- If it was incomplete due to time or budget constraints.
- If there was some process issue at play that prevented its completion.
- If it was mis-estimated, and how it should be estimated in future.
- If it was improperly decomposed, and how it might be broken up into more actionable stories.
There are certainly other things one can review about incomplete work as part of the inspect-and-adapt cycle, but the short list above has generally addressed the vast majority of real-world cases I've run across. Feel free to adapt or invent your own style of introspection; just make sure you and your organization take the time to analyze the root cause of incomplete work, and the cost to the project of leaving any discovered issues unaddressed.
Velocity Isn't a Management Target
Velocity should reflect a team's capacity. If you are working on multiple teams, this will certainly affect the capacity of all three teams, and should be reflected as a visible cost to the projects you're involved with. This cost is most often made visible through a reduction in real velocity over time, a change in the slope of the project's burn-down, or through the number of incomplete stories left over at the end of each iteration. Such visibility is a Very Good Thing™.
It is generally best to calculate velocity as a trailing average over a number of sprints. I personally like to use the statistical mean of the past three months' worth of iterations, but you can use any sliding time box that makes sense for you. If your velocity wanders across more than two standard deviations from the mean, you probably need to revisit your planning and estimation process, along with uncovering any hidden roadblocks that might exist.
The utility value of tracking velocity is that it gives you a measure of confidence in future estimates. If you know that your velocity varies from 5-20 points per iteration, then expecting 20 points of stories to be completed every iteration is simply not a realistic expectation of your current process, but you could probably feel confident about delivering 5 points every single sprint.
When you or your organization start to use velocity as a goal, rather than a detective control to determine if your process is out of whack or a planning tool to determine how many iterations the current backlog will take to complete, then you are using the wrong tool for the wrong job. Velocity is simply statistical data; it is not a tool for developing fixed-scope schedules or delivery dates.

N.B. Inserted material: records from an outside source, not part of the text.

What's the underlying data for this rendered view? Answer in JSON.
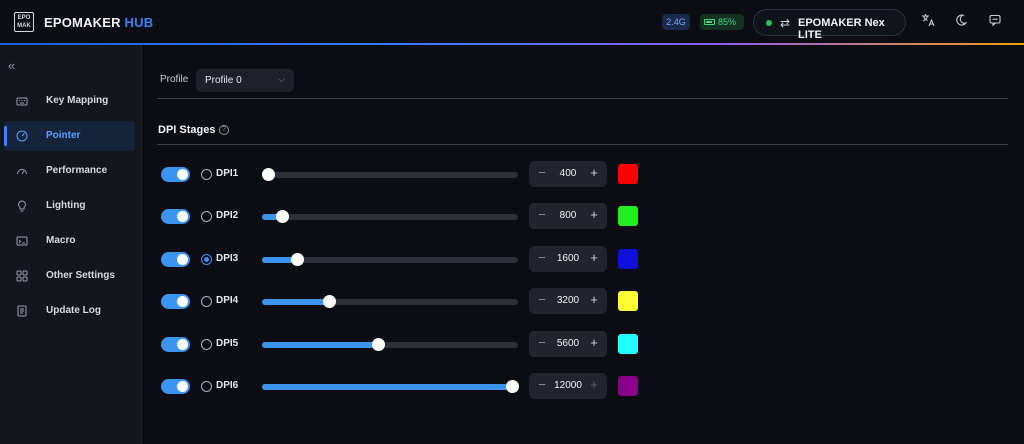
{
  "app": {
    "brand_main": "EPOMAKER",
    "brand_accent": "HUB",
    "logo_text": "EPO MAKER"
  },
  "header": {
    "connection": "2.4G",
    "battery": "85%",
    "device_name": "EPOMAKER Nex LITE",
    "icons": [
      "swap-icon",
      "translate-icon",
      "moon-icon",
      "message-icon"
    ]
  },
  "sidebar": {
    "items": [
      {
        "label": "Key Mapping",
        "icon": "keyboard-icon",
        "active": false
      },
      {
        "label": "Pointer",
        "icon": "pointer-icon",
        "active": true
      },
      {
        "label": "Performance",
        "icon": "gauge-icon",
        "active": false
      },
      {
        "label": "Lighting",
        "icon": "bulb-icon",
        "active": false
      },
      {
        "label": "Macro",
        "icon": "macro-icon",
        "active": false
      },
      {
        "label": "Other Settings",
        "icon": "grid-icon",
        "active": false
      },
      {
        "label": "Update Log",
        "icon": "document-icon",
        "active": false
      }
    ]
  },
  "profile": {
    "label": "Profile",
    "value": "Profile 0"
  },
  "dpi": {
    "title": "DPI Stages",
    "max": 12000,
    "stages": [
      {
        "label": "DPI1",
        "value": "400",
        "enabled": true,
        "selected": false,
        "color": "#ff0000",
        "level": 0.0
      },
      {
        "label": "DPI2",
        "value": "800",
        "enabled": true,
        "selected": false,
        "color": "#22ee22",
        "level": 0.058
      },
      {
        "label": "DPI3",
        "value": "1600",
        "enabled": true,
        "selected": true,
        "color": "#1010dd",
        "level": 0.12
      },
      {
        "label": "DPI4",
        "value": "3200",
        "enabled": true,
        "selected": false,
        "color": "#ffff33",
        "level": 0.25
      },
      {
        "label": "DPI5",
        "value": "5600",
        "enabled": true,
        "selected": false,
        "color": "#22ffff",
        "level": 0.45
      },
      {
        "label": "DPI6",
        "value": "12000",
        "enabled": true,
        "selected": false,
        "color": "#880088",
        "level": 1.0
      }
    ]
  },
  "colors": {
    "accent": "#3b93f2",
    "battery": "#3ddc84",
    "connection": "#7aa7ff"
  }
}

Use your real velocity to determine how many iterations you are likely to need to complete a given set of stories. Your Product Owner can then adjust the project's scope to change the number of estimated iterations required to meet management goals, but he can't manufacture velocity (incorrectly pronounced "productivity") by gaming the numbers.
Keeping Costs Visible
No invisible work, ever!
— CodeGnome's Law of Transparency
When you say that it sometimes takes five iterations for some design element to be approved, that isn't inherently bad. Iterative development often means things get refined or redone multiple times. However, if designs aren't being completed during a single iteration, it often means there's a process problem such as a lack of cross-functional team skills or a poorly-designed feedback loop in the design process.
Whether the multiple iterations to refine a design are good or bad is a judgment call for the organization. In either case, they represent a cost to the project, and this cost should always be visible. If it's simply the cost of doing business in your organization to do multiple redesigns, then this should be looked at as an acceptable cost, and there's no reason to sweep it under the rug. If it's considered sub-optimal, then the organization needs to keep that cost visible as a constant reminder that the relevant processes should be inspected and adapted until the cost becomes acceptable.
Visible costs are the grease that keeps the agile wheels turning smoothly. Costs that are higher than expected are a call to action, and their existence means that your process is properly detecting those higher-than-expected costs. This is not a process failure, but a process opportunity. Treat it as such.